Surgical procedures are of value only for the relief of demonstrated nerve root compression, the correction of a specific pain syndromes is difficult.

Fixed deformity or stabilizing an unstable segment ( Spangfort 1972 , Weber 1983 , Hurme & Alaranta 1987 ). Patients who do not demonstrate any of these abnormalities are not likely to be benefited by surgical procedures. Pain-associated spondylosis alone does not constitute a reason for surgery. The selection of patients for surgery will be discussed in greater detail under the specific headings for which surgery is a reasonable choice. For the majority of patients, no direct intervention is likely to be of value. Therapy is symptomatic ( Bell & Rothman 1984 ). For patients whose symptoms have been present for 6 months or longer, there is strong new evidence that spontaneous improvement will not occur. The evidence is equally good that the usual conservative measures, as they are applied in a typical practice, are not useful and cannot be differentiated from no treatment.

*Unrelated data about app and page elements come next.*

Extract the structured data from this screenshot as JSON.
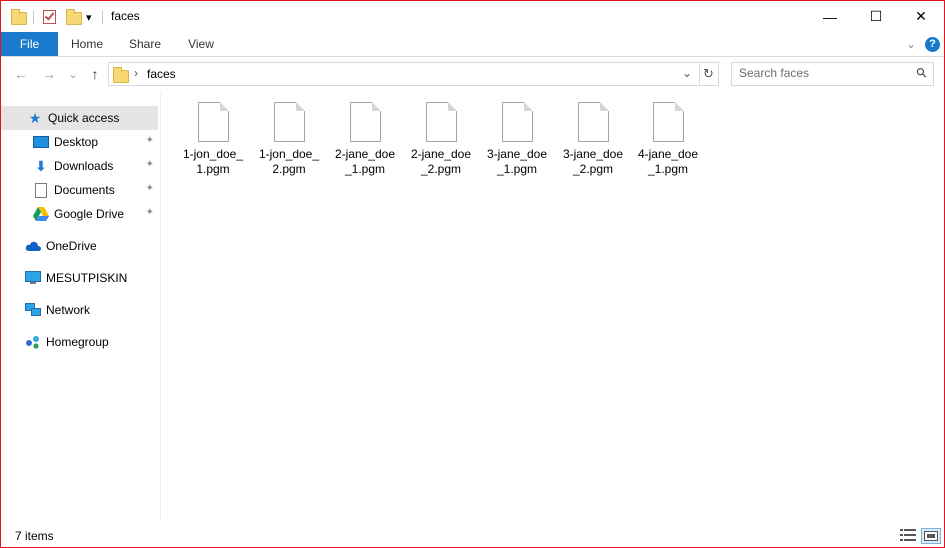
{
  "window": {
    "title": "faces",
    "accent": "#1979ca",
    "border": "#e81123"
  },
  "titlebar": {
    "minimize_glyph": "—",
    "maximize_glyph": "☐",
    "close_glyph": "✕",
    "dropdown_glyph": "▾"
  },
  "ribbon": {
    "tabs": [
      {
        "label": "File",
        "active": true
      },
      {
        "label": "Home"
      },
      {
        "label": "Share"
      },
      {
        "label": "View"
      }
    ],
    "expand_glyph": "⌄",
    "help_glyph": "?"
  },
  "nav": {
    "back_glyph": "←",
    "forward_glyph": "→",
    "recent_glyph": "⌄",
    "up_glyph": "↑"
  },
  "address": {
    "separator": "›",
    "location": "faces",
    "dropdown_glyph": "⌄",
    "refresh_glyph": "↻"
  },
  "search": {
    "placeholder": "Search faces",
    "icon_glyph": "⚲"
  },
  "sidebar": {
    "items": [
      {
        "label": "Quick access",
        "icon": "star-icon",
        "selected": true
      },
      {
        "label": "Desktop",
        "icon": "desktop-icon",
        "pinned": true
      },
      {
        "label": "Downloads",
        "icon": "download-icon",
        "pinned": true
      },
      {
        "label": "Documents",
        "icon": "documents-icon",
        "pinned": true
      },
      {
        "label": "Google Drive",
        "icon": "google-drive-icon",
        "pinned": true
      },
      {
        "label": "OneDrive",
        "icon": "onedrive-icon"
      },
      {
        "label": "MESUTPISKIN",
        "icon": "computer-icon"
      },
      {
        "label": "Network",
        "icon": "network-icon"
      },
      {
        "label": "Homegroup",
        "icon": "homegroup-icon"
      }
    ],
    "pin_glyph": "📌"
  },
  "files": [
    {
      "line1": "1-jon_doe_",
      "line2": "1.pgm"
    },
    {
      "line1": "1-jon_doe_",
      "line2": "2.pgm"
    },
    {
      "line1": "2-jane_doe",
      "line2": "_1.pgm"
    },
    {
      "line1": "2-jane_doe",
      "line2": "_2.pgm"
    },
    {
      "line1": "3-jane_doe",
      "line2": "_1.pgm"
    },
    {
      "line1": "3-jane_doe",
      "line2": "_2.pgm"
    },
    {
      "line1": "4-jane_doe",
      "line2": "_1.pgm"
    }
  ],
  "status": {
    "item_count": "7 items"
  }
}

Our studies have examined many forms of standard physical therapy, manipulation therapy and a wide variety of other treatments, including acupuncture, back schools, nutritional therapies, pain treatment centres and cognitive therapies. We were unable to determine any effect of any of these treatments as currently applied in practice. Therefore, it will not suffice to simply refer patients for any of these treatments. A programme based on the best available data should be individualized for each patient ( Waddell 1987a ).

Adequate analgesia is a first choice. Non-steroidal anti-inflammatory analgesics are standard ( Basmajian 1989 ). Some investigators are examining the use of long-acting narcotics for the relief of pain of benign origin. It has been our experience that very few patients with spondylotic disease will tolerate the side effects of narcotics and refuse to use them. Some patients will be benefitted by short-term bracing, especially when active; so, a trial lumbosacral support is worthwhile. There is reasonable evidence that an individualized exercise programme to strengthen the paravertebral and abdominal muscles, combined with local measures to restore painless range of motion, will benefit many patients. These programmes are typically not available from the usual physical medicine sources, but if such a programme can be obtained, many patients will benefit. Elderly patients are particularly helped by a general physical conditioning programme as well, but any deconditioned patient can be helped. Weight loss has not been proven to be beneficial, but reduction in weight makes intuitive sense and is included in most vigorous rehabilitation efforts. Patients must be convinced that the exercise programme is worth doing and told that it will require 1–2 years to see maximum improvement. These vigorous physical therapy programmes require real commitment from patient and physician if they are to be successful. Serious osteoporosis should be treated as well ( Koes et al 1992b ).